» **YOUR OBJECTIVE**:
Could you copy every record below exactly as it is written?

Items from an interface collection
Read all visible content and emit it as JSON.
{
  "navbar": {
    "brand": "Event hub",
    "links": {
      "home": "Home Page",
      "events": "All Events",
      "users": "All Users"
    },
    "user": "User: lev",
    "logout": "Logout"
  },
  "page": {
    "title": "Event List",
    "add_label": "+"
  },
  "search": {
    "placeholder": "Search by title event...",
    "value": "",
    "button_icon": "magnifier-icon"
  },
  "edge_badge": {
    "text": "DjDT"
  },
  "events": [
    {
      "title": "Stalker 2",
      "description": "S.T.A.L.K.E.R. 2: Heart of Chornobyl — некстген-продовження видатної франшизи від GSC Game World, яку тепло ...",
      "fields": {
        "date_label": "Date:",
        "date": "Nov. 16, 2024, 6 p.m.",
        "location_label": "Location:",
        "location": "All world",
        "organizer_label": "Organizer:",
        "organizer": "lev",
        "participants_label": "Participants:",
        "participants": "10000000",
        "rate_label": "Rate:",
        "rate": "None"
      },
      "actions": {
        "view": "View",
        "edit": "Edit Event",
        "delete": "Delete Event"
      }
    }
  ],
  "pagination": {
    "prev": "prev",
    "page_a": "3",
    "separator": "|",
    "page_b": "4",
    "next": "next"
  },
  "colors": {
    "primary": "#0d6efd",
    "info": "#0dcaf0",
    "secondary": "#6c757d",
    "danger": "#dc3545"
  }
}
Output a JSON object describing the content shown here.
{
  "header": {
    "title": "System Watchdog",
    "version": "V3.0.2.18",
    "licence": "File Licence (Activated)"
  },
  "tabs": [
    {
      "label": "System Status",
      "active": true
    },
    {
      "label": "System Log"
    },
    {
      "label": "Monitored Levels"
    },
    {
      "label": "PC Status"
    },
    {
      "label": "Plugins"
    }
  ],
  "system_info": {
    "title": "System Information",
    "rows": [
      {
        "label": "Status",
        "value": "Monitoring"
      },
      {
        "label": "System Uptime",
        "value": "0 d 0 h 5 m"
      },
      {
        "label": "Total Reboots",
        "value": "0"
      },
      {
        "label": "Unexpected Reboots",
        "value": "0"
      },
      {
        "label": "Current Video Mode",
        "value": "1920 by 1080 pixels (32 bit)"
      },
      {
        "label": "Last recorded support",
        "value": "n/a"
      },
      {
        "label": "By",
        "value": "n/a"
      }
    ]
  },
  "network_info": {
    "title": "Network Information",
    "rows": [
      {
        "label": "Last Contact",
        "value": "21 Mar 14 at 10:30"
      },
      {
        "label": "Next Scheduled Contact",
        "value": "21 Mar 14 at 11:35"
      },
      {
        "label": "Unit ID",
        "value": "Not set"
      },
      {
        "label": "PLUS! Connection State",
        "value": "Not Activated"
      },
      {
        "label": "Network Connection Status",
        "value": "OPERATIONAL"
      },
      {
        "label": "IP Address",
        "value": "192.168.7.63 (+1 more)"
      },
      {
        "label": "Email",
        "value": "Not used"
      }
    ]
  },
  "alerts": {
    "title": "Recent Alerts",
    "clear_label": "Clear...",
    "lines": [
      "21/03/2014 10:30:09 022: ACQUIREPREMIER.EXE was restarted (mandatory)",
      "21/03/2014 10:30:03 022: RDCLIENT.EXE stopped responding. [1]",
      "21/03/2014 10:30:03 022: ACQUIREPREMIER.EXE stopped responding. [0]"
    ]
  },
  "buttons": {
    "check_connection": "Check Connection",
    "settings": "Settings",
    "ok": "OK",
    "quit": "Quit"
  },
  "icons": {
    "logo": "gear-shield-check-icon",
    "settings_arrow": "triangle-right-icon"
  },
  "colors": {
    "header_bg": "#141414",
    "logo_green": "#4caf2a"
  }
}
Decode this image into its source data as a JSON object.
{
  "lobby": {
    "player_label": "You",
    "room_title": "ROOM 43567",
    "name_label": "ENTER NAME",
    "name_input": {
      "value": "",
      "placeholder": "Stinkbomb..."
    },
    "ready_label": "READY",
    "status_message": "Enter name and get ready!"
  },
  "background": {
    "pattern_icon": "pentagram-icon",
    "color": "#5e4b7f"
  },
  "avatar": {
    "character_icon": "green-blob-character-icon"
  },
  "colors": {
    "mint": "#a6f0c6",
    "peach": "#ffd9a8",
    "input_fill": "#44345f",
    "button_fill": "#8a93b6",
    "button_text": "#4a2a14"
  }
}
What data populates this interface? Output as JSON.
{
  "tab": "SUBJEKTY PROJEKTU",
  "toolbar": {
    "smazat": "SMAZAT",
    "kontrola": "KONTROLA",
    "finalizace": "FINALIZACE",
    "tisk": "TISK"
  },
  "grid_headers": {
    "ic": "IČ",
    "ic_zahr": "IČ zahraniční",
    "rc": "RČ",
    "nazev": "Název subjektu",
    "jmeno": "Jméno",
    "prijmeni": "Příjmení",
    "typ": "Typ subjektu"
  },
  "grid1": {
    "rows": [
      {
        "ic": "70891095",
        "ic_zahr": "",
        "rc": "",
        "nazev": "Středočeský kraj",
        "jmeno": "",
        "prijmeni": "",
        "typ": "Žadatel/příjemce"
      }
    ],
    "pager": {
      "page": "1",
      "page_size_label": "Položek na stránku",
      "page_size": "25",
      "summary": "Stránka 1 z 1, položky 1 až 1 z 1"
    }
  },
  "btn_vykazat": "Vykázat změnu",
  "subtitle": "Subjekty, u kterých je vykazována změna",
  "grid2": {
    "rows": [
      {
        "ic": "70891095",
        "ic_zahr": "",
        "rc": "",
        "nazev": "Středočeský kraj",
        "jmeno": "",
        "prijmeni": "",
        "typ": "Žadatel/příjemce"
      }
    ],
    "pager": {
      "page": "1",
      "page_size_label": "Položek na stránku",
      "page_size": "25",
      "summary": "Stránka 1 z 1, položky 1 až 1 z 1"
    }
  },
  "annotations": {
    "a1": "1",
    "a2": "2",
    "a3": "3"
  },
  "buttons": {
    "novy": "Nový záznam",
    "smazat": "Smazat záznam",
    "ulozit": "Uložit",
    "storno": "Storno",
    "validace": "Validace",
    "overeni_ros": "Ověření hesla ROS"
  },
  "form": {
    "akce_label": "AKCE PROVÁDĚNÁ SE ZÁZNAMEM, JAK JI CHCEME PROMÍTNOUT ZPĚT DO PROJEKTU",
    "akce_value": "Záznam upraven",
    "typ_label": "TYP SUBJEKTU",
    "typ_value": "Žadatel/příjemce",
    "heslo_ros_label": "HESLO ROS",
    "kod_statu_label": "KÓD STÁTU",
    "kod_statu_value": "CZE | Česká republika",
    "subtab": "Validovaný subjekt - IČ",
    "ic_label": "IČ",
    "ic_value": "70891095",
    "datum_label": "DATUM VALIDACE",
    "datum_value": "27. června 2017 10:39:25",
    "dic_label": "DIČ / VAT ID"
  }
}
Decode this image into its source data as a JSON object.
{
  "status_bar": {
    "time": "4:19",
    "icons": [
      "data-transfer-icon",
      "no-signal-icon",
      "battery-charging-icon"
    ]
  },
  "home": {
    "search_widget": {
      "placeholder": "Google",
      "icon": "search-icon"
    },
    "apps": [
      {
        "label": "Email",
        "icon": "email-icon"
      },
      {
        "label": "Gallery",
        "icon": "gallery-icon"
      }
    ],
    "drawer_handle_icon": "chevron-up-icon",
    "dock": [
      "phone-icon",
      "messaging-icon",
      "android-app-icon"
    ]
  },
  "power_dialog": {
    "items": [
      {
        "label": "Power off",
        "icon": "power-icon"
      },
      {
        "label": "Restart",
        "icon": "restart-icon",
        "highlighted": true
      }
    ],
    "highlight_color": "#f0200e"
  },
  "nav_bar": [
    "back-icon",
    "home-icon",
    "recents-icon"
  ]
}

» **EXPECTED OUTPUT**:
Read all visible content and emit it as JSON.
{
  "navbar": {
    "brand": "Event hub",
    "links": {
      "home": "Home Page",
      "events": "All Events",
      "users": "All Users"
    },
    "user": "User: lev",
    "logout": "Logout"
  },
  "page": {
    "title": "Event List",
    "add_label": "+"
  },
  "search": {
    "placeholder": "Search by title event...",
    "value": "",
    "button_icon": "magnifier-icon"
  },
  "edge_badge": {
    "text": "DjDT"
  },
  "events": [
    {
      "title": "Stalker 2",
      "description": "S.T.A.L.K.E.R. 2: Heart of Chornobyl — некстген-продовження видатної франшизи від GSC Game World, яку тепло ...",
      "fields": {
        "date_label": "Date:",
        "date": "Nov. 16, 2024, 6 p.m.",
        "location_label": "Location:",
        "location": "All world",
        "organizer_label": "Organizer:",
        "organizer": "lev",
        "participants_label": "Participants:",
        "participants": "10000000",
        "rate_label": "Rate:",
        "rate": "None"
      },
      "actions": {
        "view": "View",
        "edit": "Edit Event",
        "delete": "Delete Event"
      }
    }
  ],
  "pagination": {
    "prev": "prev",
    "page_a": "3",
    "separator": "|",
    "page_b": "4",
    "next": "next"
  },
  "colors": {
    "primary": "#0d6efd",
    "info": "#0dcaf0",
    "secondary": "#6c757d",
    "danger": "#dc3545"
  }
}
Output a JSON object describing the content shown here.
{
  "header": {
    "title": "System Watchdog",
    "version": "V3.0.2.18",
    "licence": "File Licence (Activated)"
  },
  "tabs": [
    {
      "label": "System Status",
      "active": true
    },
    {
      "label": "System Log"
    },
    {
      "label": "Monitored Levels"
    },
    {
      "label": "PC Status"
    },
    {
      "label": "Plugins"
    }
  ],
  "system_info": {
    "title": "System Information",
    "rows": [
      {
        "label": "Status",
        "value": "Monitoring"
      },
      {
        "label": "System Uptime",
        "value": "0 d 0 h 5 m"
      },
      {
        "label": "Total Reboots",
        "value": "0"
      },
      {
        "label": "Unexpected Reboots",
        "value": "0"
      },
      {
        "label": "Current Video Mode",
        "value": "1920 by 1080 pixels (32 bit)"
      },
      {
        "label": "Last recorded support",
        "value": "n/a"
      },
      {
        "label": "By",
        "value": "n/a"
      }
    ]
  },
  "network_info": {
    "title": "Network Information",
    "rows": [
      {
        "label": "Last Contact",
        "value": "21 Mar 14 at 10:30"
      },
      {
        "label": "Next Scheduled Contact",
        "value": "21 Mar 14 at 11:35"
      },
      {
        "label": "Unit ID",
        "value": "Not set"
      },
      {
        "label": "PLUS! Connection State",
        "value": "Not Activated"
      },
      {
        "label": "Network Connection Status",
        "value": "OPERATIONAL"
      },
      {
        "label": "IP Address",
        "value": "192.168.7.63 (+1 more)"
      },
      {
        "label": "Email",
        "value": "Not used"
      }
    ]
  },
  "alerts": {
    "title": "Recent Alerts",
    "clear_label": "Clear...",
    "lines": [
      "21/03/2014 10:30:09 022: ACQUIREPREMIER.EXE was restarted (mandatory)",
      "21/03/2014 10:30:03 022: RDCLIENT.EXE stopped responding. [1]",
      "21/03/2014 10:30:03 022: ACQUIREPREMIER.EXE stopped responding. [0]"
    ]
  },
  "buttons": {
    "check_connection": "Check Connection",
    "settings": "Settings",
    "ok": "OK",
    "quit": "Quit"
  },
  "icons": {
    "logo": "gear-shield-check-icon",
    "settings_arrow": "triangle-right-icon"
  },
  "colors": {
    "header_bg": "#141414",
    "logo_green": "#4caf2a"
  }
}
Decode this image into its source data as a JSON object.
{
  "lobby": {
    "player_label": "You",
    "room_title": "ROOM 43567",
    "name_label": "ENTER NAME",
    "name_input": {
      "value": "",
      "placeholder": "Stinkbomb..."
    },
    "ready_label": "READY",
    "status_message": "Enter name and get ready!"
  },
  "background": {
    "pattern_icon": "pentagram-icon",
    "color": "#5e4b7f"
  },
  "avatar": {
    "character_icon": "green-blob-character-icon"
  },
  "colors": {
    "mint": "#a6f0c6",
    "peach": "#ffd9a8",
    "input_fill": "#44345f",
    "button_fill": "#8a93b6",
    "button_text": "#4a2a14"
  }
}
What data populates this interface? Output as JSON.
{
  "tab": "SUBJEKTY PROJEKTU",
  "toolbar": {
    "smazat": "SMAZAT",
    "kontrola": "KONTROLA",
    "finalizace": "FINALIZACE",
    "tisk": "TISK"
  },
  "grid_headers": {
    "ic": "IČ",
    "ic_zahr": "IČ zahraniční",
    "rc": "RČ",
    "nazev": "Název subjektu",
    "jmeno": "Jméno",
    "prijmeni": "Příjmení",
    "typ": "Typ subjektu"
  },
  "grid1": {
    "rows": [
      {
        "ic": "70891095",
        "ic_zahr": "",
        "rc": "",
        "nazev": "Středočeský kraj",
        "jmeno": "",
        "prijmeni": "",
        "typ": "Žadatel/příjemce"
      }
    ],
    "pager": {
      "page": "1",
      "page_size_label": "Položek na stránku",
      "page_size": "25",
      "summary": "Stránka 1 z 1, položky 1 až 1 z 1"
    }
  },
  "btn_vykazat": "Vykázat změnu",
  "subtitle": "Subjekty, u kterých je vykazována změna",
  "grid2": {
    "rows": [
      {
        "ic": "70891095",
        "ic_zahr": "",
        "rc": "",
        "nazev": "Středočeský kraj",
        "jmeno": "",
        "prijmeni": "",
        "typ": "Žadatel/příjemce"
      }
    ],
    "pager": {
      "page": "1",
      "page_size_label": "Položek na stránku",
      "page_size": "25",
      "summary": "Stránka 1 z 1, položky 1 až 1 z 1"
    }
  },
  "annotations": {
    "a1": "1",
    "a2": "2",
    "a3": "3"
  },
  "buttons": {
    "novy": "Nový záznam",
    "smazat": "Smazat záznam",
    "ulozit": "Uložit",
    "storno": "Storno",
    "validace": "Validace",
    "overeni_ros": "Ověření hesla ROS"
  },
  "form": {
    "akce_label": "AKCE PROVÁDĚNÁ SE ZÁZNAMEM, JAK JI CHCEME PROMÍTNOUT ZPĚT DO PROJEKTU",
    "akce_value": "Záznam upraven",
    "typ_label": "TYP SUBJEKTU",
    "typ_value": "Žadatel/příjemce",
    "heslo_ros_label": "HESLO ROS",
    "kod_statu_label": "KÓD STÁTU",
    "kod_statu_value": "CZE | Česká republika",
    "subtab": "Validovaný subjekt - IČ",
    "ic_label": "IČ",
    "ic_value": "70891095",
    "datum_label": "DATUM VALIDACE",
    "datum_value": "27. června 2017 10:39:25",
    "dic_label": "DIČ / VAT ID"
  }
}
Decode this image into its source data as a JSON object.
{
  "status_bar": {
    "time": "4:19",
    "icons": [
      "data-transfer-icon",
      "no-signal-icon",
      "battery-charging-icon"
    ]
  },
  "home": {
    "search_widget": {
      "placeholder": "Google",
      "icon": "search-icon"
    },
    "apps": [
      {
        "label": "Email",
        "icon": "email-icon"
      },
      {
        "label": "Gallery",
        "icon": "gallery-icon"
      }
    ],
    "drawer_handle_icon": "chevron-up-icon",
    "dock": [
      "phone-icon",
      "messaging-icon",
      "android-app-icon"
    ]
  },
  "power_dialog": {
    "items": [
      {
        "label": "Power off",
        "icon": "power-icon"
      },
      {
        "label": "Restart",
        "icon": "restart-icon",
        "highlighted": true
      }
    ],
    "highlight_color": "#f0200e"
  },
  "nav_bar": [
    "back-icon",
    "home-icon",
    "recents-icon"
  ]
}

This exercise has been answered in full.